“Come, let us return to the Lord. For he has torn us, and he will heal us; he has wounded us, and he will bind up our wounds. He will revive us after two days, and on the third day he will raise us up so we can live in his presence.” (CSB – Read the chapter)
If you’ve been working through Hosea with me over the past couple of weeks, think about what we have seen in the last few chapters. God has been blasting the people for their faithlessness. They had turned from Him over and over again. In spite of everything He had promised them, they still went looking for help in other places. And they were going to pay for it. After all His anger and rage, what should we expect next? Not this.
This past Sunday morning we wrapped up our series, Bible Stories to Make You Squirm, by looking at another doozy. When Jesus entered the world as a baby and King Herod found out about it, he murdered all the boys two years and under in Bethlehem. What we are supposed to do with this and what it means for us is what we talk about here. Keep reading to learn more.
Also, this week I am going to make some changes to my posting schedule. Producing two posts, three days a week isn’t such a big deal for me on the writing side, but as someone who reads other blogs, I know that trying to read two posts on any given day is a lot. You’ve hung in here with me as I keep learning how to do this better over the last couple of years, and I am supremely grateful. Going forward, I am going to move to five weekly posts–one each day, Monday through Friday, all at 8:00 am. Mondays will be the previous day’s sermon or a Digging in Deeper post if I’ve had the weekend off. Tuesdays and Thursdays will be the usual Morning Musings. Wednesdays and Fridays will be Digging in Deeper posts (usually just a bit longer than the Morning Musings or else a chance to go a little deeper into a conversation we have started on Tuesday or Thursday). Saturdays and Sundays will still be off, although I may start adding some guests posts on the weekends in the not-too-distant future. Hopefully this will make for better pacing for you, the faithful reader, while keeping you still interested in making connections between the Word and the world. Thanks for sticking with me all this time. I’m looking forward to many more good conversations in the days ahead. Blessings to you!
The Hard Road
Most cultures have a set of proverbs, adages, axioms that form the popular foundation on which the bulk of its people stand when it comes to thinking about how they are going to get by and get along with one another. Many of our culture’s most popular proverbs come from the wit and wisdom of Benjamin Franklin, one of our Founding Fathers. Many of these you probably know well: Early to bed, early to rise, makes a man…healthy, wealthy, and wise. A penny saved is…a penny earned. Don’t put off for tomorrow…what you can accomplish today. Some of his proverbs are a little less familiar, but still really good: He who sows thorns should not go barefoot. The one who is content has enough; the one who complains has too much. Wealth is not his that has it, but his that enjoys it.

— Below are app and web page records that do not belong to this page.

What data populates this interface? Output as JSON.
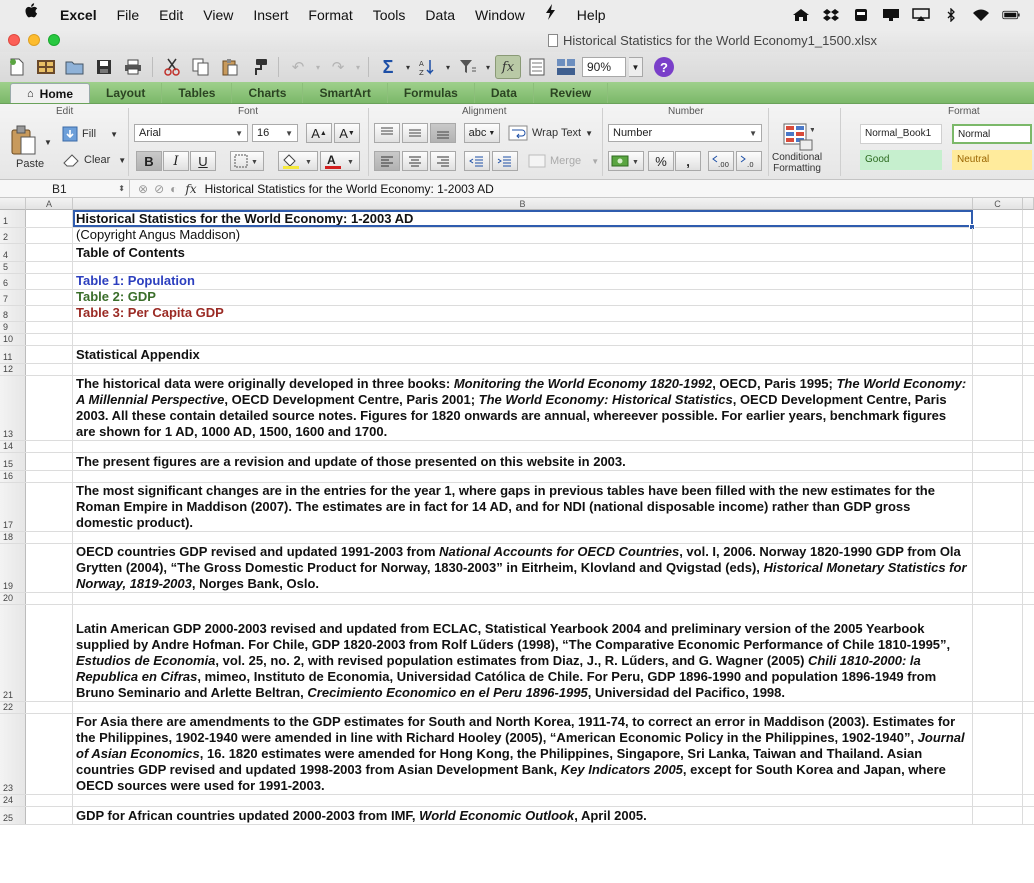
{
  "menubar": {
    "apple": "",
    "app": "Excel",
    "items": [
      "File",
      "Edit",
      "View",
      "Insert",
      "Format",
      "Tools",
      "Data",
      "Window",
      "Help"
    ]
  },
  "window": {
    "title": "Historical Statistics for the World Economy1_1500.xlsx"
  },
  "toolbar": {
    "zoom": "90%"
  },
  "ribbon": {
    "tabs": [
      "Home",
      "Layout",
      "Tables",
      "Charts",
      "SmartArt",
      "Formulas",
      "Data",
      "Review"
    ],
    "groups": {
      "edit": "Edit",
      "font": "Font",
      "alignment": "Alignment",
      "number": "Number",
      "format": "Format"
    },
    "paste": "Paste",
    "fill": "Fill",
    "clear": "Clear",
    "font_name": "Arial",
    "font_size": "16",
    "bold": "B",
    "italic": "I",
    "underline": "U",
    "wrap": "abc",
    "wrap_text": "Wrap Text",
    "merge": "Merge",
    "number_format": "Number",
    "percent": "%",
    "comma": ",",
    "conditional": "Conditional",
    "formatting": "Formatting",
    "style_normal_book": "Normal_Book1",
    "style_normal": "Normal",
    "style_good": "Good",
    "style_neutral": "Neutral"
  },
  "formula_bar": {
    "cell_ref": "B1",
    "fx": "fx",
    "content": "Historical Statistics for the World Economy:  1-2003 AD"
  },
  "columns": [
    "A",
    "B",
    "C"
  ],
  "rows": [
    {
      "n": "1",
      "text": "Historical Statistics for the World Economy:  1-2003 AD"
    },
    {
      "n": "2",
      "text": "(Copyright Angus Maddison)"
    },
    {
      "n": "4",
      "text": "Table of Contents"
    },
    {
      "n": "5",
      "text": ""
    },
    {
      "n": "6",
      "text": "Table 1: Population"
    },
    {
      "n": "7",
      "text": "Table 2: GDP"
    },
    {
      "n": "8",
      "text": "Table 3: Per Capita GDP"
    },
    {
      "n": "9",
      "text": ""
    },
    {
      "n": "10",
      "text": ""
    },
    {
      "n": "11",
      "text": "Statistical Appendix"
    },
    {
      "n": "12",
      "text": ""
    },
    {
      "n": "13",
      "parts": [
        {
          "t": "The historical data were originally developed in three books: "
        },
        {
          "t": "Monitoring the World Economy 1820-1992",
          "i": true
        },
        {
          "t": ", OECD, Paris 1995; "
        },
        {
          "t": "The World Economy: A Millennial Perspective",
          "i": true
        },
        {
          "t": ", OECD Development Centre, Paris 2001; "
        },
        {
          "t": "The World Economy: Historical Statistics",
          "i": true
        },
        {
          "t": ", OECD Development Centre, Paris 2003. All these contain detailed source notes. Figures for 1820 onwards are annual, whereever possible. For earlier years, benchmark figures are shown for 1 AD, 1000 AD, 1500, 1600 and 1700."
        }
      ]
    },
    {
      "n": "14",
      "text": ""
    },
    {
      "n": "15",
      "text": "The present figures are a revision and update of those presented on this website in 2003."
    },
    {
      "n": "16",
      "text": ""
    },
    {
      "n": "17",
      "text": "The most significant changes are in the entries for the year 1, where gaps in previous tables have been filled with the new estimates for the Roman Empire in Maddison (2007). The estimates are in fact for 14 AD, and for NDI (national disposable income) rather than GDP gross domestic product)."
    },
    {
      "n": "18",
      "text": ""
    },
    {
      "n": "19",
      "parts": [
        {
          "t": "OECD countries GDP revised and updated 1991-2003  from "
        },
        {
          "t": "National Accounts for OECD Countries",
          "i": true
        },
        {
          "t": ", vol. I, 2006. Norway 1820-1990 GDP from Ola Grytten (2004), “The Gross Domestic Product for Norway, 1830-2003” in Eitrheim, Klovland and Qvigstad (eds), "
        },
        {
          "t": "Historical Monetary Statistics for Norway, 1819-2003",
          "i": true
        },
        {
          "t": ", Norges Bank, Oslo."
        }
      ]
    },
    {
      "n": "20",
      "text": ""
    },
    {
      "n": "21",
      "parts": [
        {
          "t": "Latin American GDP 2000-2003 revised and updated from ECLAC, Statistical Yearbook 2004 and preliminary version of the 2005 Yearbook supplied by Andre Hofman. For Chile, GDP 1820-2003 from Rolf Lűders (1998), “The Comparative Economic Performance of Chile 1810-1995”, "
        },
        {
          "t": "Estudios de Economia",
          "i": true
        },
        {
          "t": ", vol. 25, no. 2, with revised population estimates from Diaz, J., R. Lűders, and G. Wagner (2005) "
        },
        {
          "t": "Chili 1810-2000: la Republica en Cifras",
          "i": true
        },
        {
          "t": ", mimeo, Instituto de Economia, Universidad Católica de Chile. For Peru, GDP 1896-1990 and population 1896-1949 from Bruno Seminario and Arlette Beltran, "
        },
        {
          "t": "Crecimiento Economico en el Peru 1896-1995",
          "i": true
        },
        {
          "t": ", Universidad del Pacifico, 1998."
        }
      ]
    },
    {
      "n": "22",
      "text": ""
    },
    {
      "n": "23",
      "parts": [
        {
          "t": "For Asia there are amendments to the GDP estimates for South and North Korea, 1911-74, to correct an error in Maddison (2003). Estimates for the Philippines, 1902-1940 were amended in line with Richard Hooley (2005), “American Economic Policy in the Philippines, 1902-1940”, "
        },
        {
          "t": "Journal of Asian Economics",
          "i": true
        },
        {
          "t": ", 16. 1820 estimates were amended for Hong Kong, the Philippines, Singapore, Sri Lanka, Taiwan and Thailand. Asian countries GDP revised and updated 1998-2003 from Asian Development Bank, "
        },
        {
          "t": "Key Indicators 2005",
          "i": true
        },
        {
          "t": ", except for South Korea and Japan, where OECD sources were used for 1991-2003."
        }
      ]
    },
    {
      "n": "24",
      "text": ""
    },
    {
      "n": "25",
      "parts": [
        {
          "t": "GDP for African countries updated 2000-2003 from IMF, "
        },
        {
          "t": "World Economic Outlook",
          "i": true
        },
        {
          "t": ", April 2005."
        }
      ]
    }
  ],
  "colors": {
    "ribbon_accent": "#7bb869",
    "toc_population": "#2c3fbf",
    "toc_gdp": "#3a6e2a",
    "toc_per_capita": "#9a2a24",
    "selection": "#2f5cae"
  }
}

“For since he himself has suffered when he was tempted, he is able to help those who are tempted.” (CSB – Read the chapter)
Nobody else knows how this feels. No one can imagine how hard this temptation is for me to resist. If they did, they’d understand why I fall to it as often as I do. Ever thought something along those lines? One of the tricks the devil uses to keep us falling into temptation as often as we do is isolation. If we are—or better yet feel like—we are alone, we are far more likely to succumb to temptation than when we are in community. The truth, though, is that feelings are not always reality. That’s particularly the case here.
“Therefore, whatever you want others to do for you, do also the same for them, for this is the Law and the Prophets.” (CSB – Read the chapter)
Jesus was not the first one to say something like this. Did you know that? This basic moral idea predated Jesus by several hundreds of years. You can find a similar idea expressed in numerous other ancient religions. Okay, well doesn’t that seem to give credence to the idea that Jesus is just another moral teacher like so many others have been? Not so fast.
“Whoever is faithful in very little is also faithful in much, and whoever is unrighteous in very little is also unrighteous in much.” (CSB – Read the chapter)
Have you ever wanted more? Your first thought to that question was probably: More of what? Well, anything for now. Have you ever wanted more? I sure have. I’ve wanted more of a lot of things. In fact, there are not many things I haven’t wanted more of. The real question to answer seems to be not, do we want more, but how do we get more? Jesus has a thought here.